> Task prompt
Write every record out again exactly as shown below.

Data records for software interfaces:
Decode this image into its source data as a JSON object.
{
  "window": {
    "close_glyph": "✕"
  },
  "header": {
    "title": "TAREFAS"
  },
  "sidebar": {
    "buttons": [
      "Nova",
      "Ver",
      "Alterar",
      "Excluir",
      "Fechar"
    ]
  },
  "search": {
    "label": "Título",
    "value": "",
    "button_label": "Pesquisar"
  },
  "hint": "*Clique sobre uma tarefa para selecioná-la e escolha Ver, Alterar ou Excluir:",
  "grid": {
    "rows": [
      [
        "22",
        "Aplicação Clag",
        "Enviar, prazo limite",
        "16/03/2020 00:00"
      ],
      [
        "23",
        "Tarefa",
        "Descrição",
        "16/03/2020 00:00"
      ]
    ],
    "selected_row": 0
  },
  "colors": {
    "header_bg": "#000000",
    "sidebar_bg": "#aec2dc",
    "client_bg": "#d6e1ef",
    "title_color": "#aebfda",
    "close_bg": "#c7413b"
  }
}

> Reply to the task
Decode this image into its source data as a JSON object.
{
  "window": {
    "close_glyph": "✕"
  },
  "header": {
    "title": "TAREFAS"
  },
  "sidebar": {
    "buttons": [
      "Nova",
      "Ver",
      "Alterar",
      "Excluir",
      "Fechar"
    ]
  },
  "search": {
    "label": "Título",
    "value": "",
    "button_label": "Pesquisar"
  },
  "hint": "*Clique sobre uma tarefa para selecioná-la e escolha Ver, Alterar ou Excluir:",
  "grid": {
    "rows": [
      [
        "22",
        "Aplicação Clag",
        "Enviar, prazo limite",
        "16/03/2020 00:00"
      ],
      [
        "23",
        "Tarefa",
        "Descrição",
        "16/03/2020 00:00"
      ]
    ],
    "selected_row": 0
  },
  "colors": {
    "header_bg": "#000000",
    "sidebar_bg": "#aec2dc",
    "client_bg": "#d6e1ef",
    "title_color": "#aebfda",
    "close_bg": "#c7413b"
  }
}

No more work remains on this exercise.